■ **Task to complete**: Find the lines of the listing that contain the string "number", and return them.

■ **Extracted material**:

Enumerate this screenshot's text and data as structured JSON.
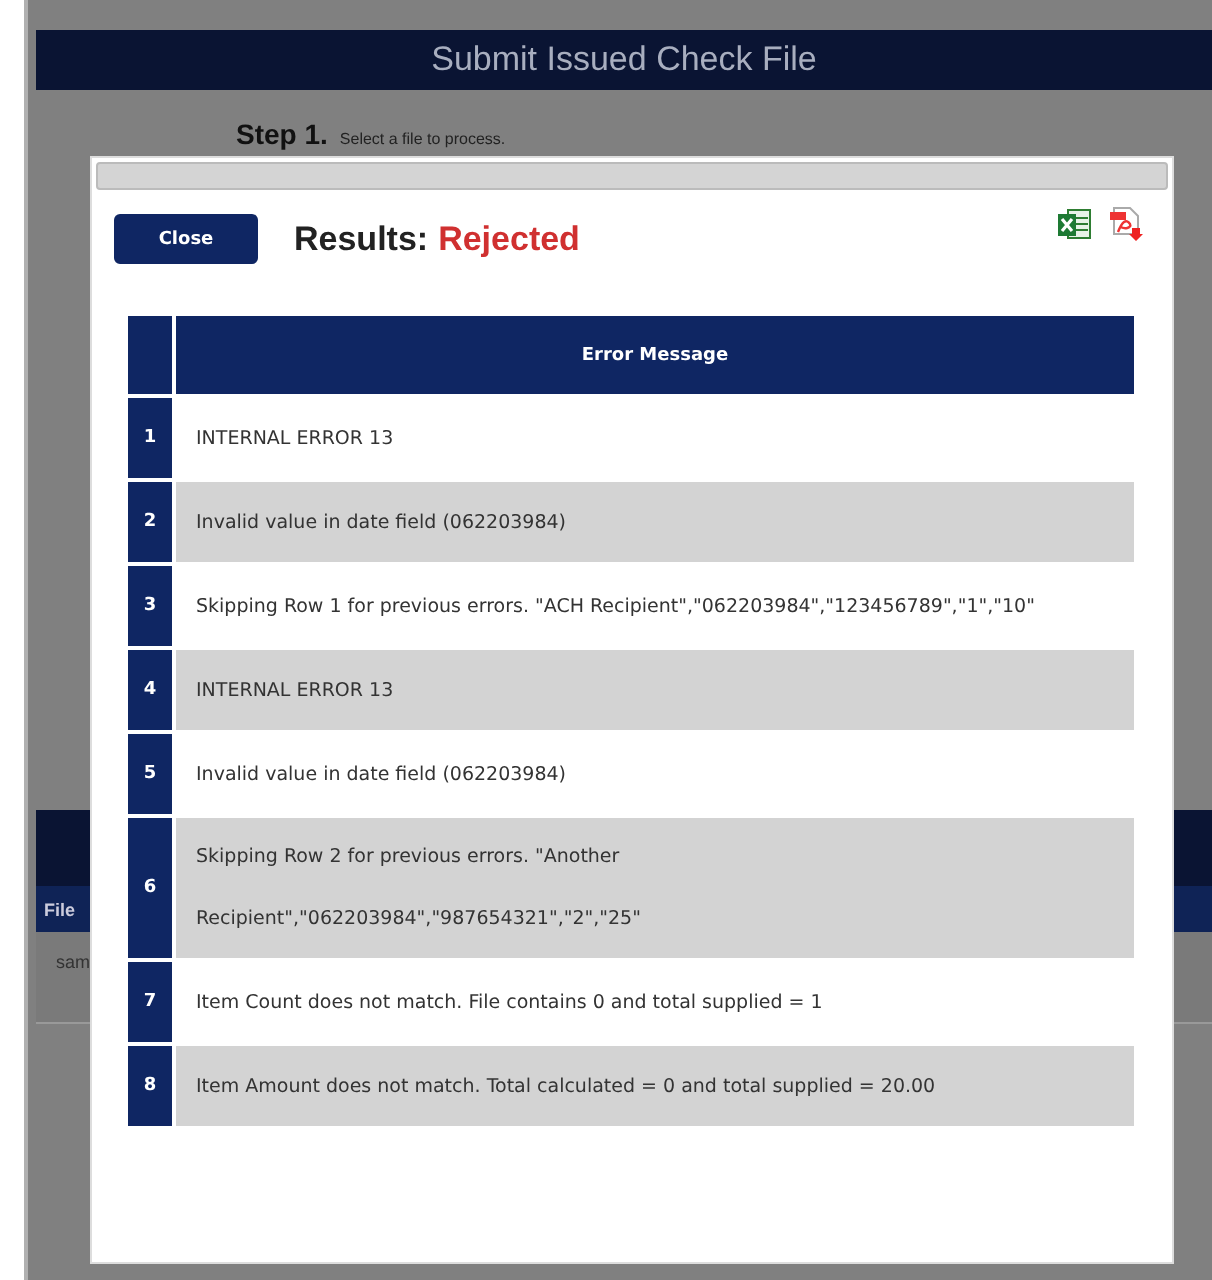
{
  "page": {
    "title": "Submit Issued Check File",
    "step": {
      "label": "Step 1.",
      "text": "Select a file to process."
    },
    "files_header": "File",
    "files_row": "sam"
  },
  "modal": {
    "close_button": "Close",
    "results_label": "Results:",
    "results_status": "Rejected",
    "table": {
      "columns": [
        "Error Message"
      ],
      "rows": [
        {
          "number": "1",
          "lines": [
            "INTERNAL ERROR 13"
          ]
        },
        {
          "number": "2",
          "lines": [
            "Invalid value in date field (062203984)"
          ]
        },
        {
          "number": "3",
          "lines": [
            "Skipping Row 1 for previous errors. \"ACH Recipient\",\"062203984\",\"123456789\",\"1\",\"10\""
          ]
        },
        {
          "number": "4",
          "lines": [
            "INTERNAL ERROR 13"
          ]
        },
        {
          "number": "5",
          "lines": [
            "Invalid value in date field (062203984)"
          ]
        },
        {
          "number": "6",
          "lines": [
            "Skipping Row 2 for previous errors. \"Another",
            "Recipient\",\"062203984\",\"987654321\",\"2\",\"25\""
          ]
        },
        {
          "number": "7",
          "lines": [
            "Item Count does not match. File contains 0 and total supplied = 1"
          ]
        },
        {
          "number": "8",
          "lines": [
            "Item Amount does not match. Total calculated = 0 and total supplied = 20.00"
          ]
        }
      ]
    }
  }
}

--

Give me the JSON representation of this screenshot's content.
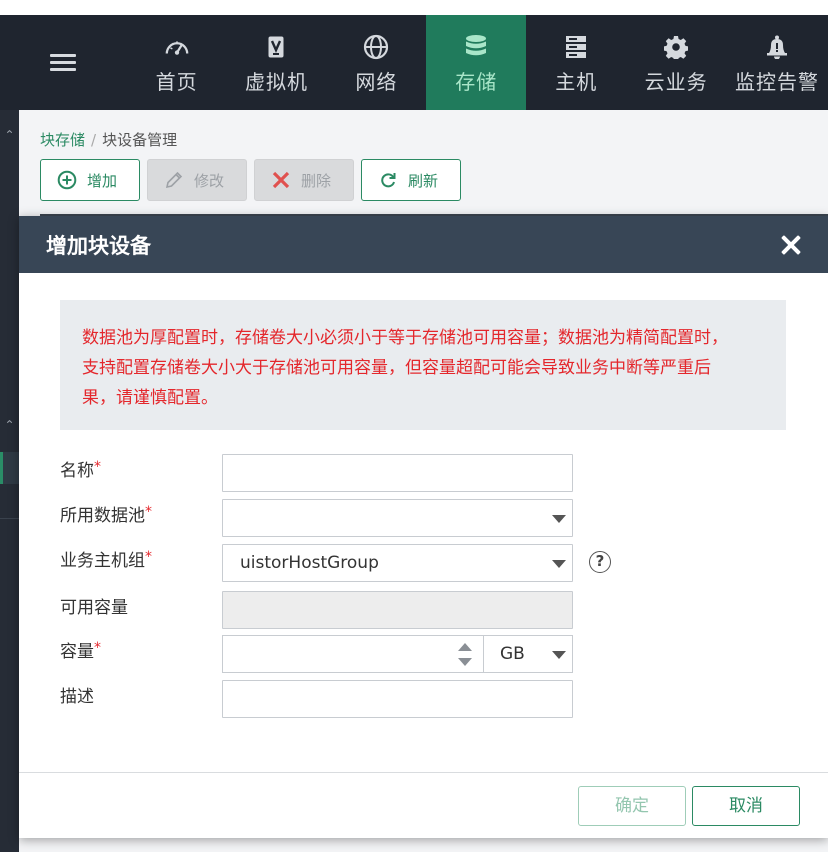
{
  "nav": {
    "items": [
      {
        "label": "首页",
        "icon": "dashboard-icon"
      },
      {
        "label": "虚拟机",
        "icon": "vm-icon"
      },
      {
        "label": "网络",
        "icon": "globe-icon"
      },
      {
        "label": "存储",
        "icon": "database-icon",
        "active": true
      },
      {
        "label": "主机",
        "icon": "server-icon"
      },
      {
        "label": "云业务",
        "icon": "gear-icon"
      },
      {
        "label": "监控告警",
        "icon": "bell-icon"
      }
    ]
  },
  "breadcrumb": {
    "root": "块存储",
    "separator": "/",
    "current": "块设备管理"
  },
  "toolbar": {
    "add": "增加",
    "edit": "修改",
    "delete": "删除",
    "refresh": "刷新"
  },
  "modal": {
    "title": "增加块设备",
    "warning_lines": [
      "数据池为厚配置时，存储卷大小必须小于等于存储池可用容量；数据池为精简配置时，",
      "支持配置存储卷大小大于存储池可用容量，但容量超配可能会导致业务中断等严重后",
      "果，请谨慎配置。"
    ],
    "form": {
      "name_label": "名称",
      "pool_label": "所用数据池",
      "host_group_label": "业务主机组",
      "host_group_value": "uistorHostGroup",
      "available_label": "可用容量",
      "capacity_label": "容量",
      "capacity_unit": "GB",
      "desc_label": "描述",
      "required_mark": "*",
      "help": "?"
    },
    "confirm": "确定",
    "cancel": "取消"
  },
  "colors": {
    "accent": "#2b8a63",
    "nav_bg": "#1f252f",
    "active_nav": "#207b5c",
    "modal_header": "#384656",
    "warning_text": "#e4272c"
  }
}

■ **Written response**:
          "number": "1",
          "number": "2",
          "number": "3",
          "number": "4",
          "number": "5",
          "number": "6",
          "number": "7",
          "number": "8",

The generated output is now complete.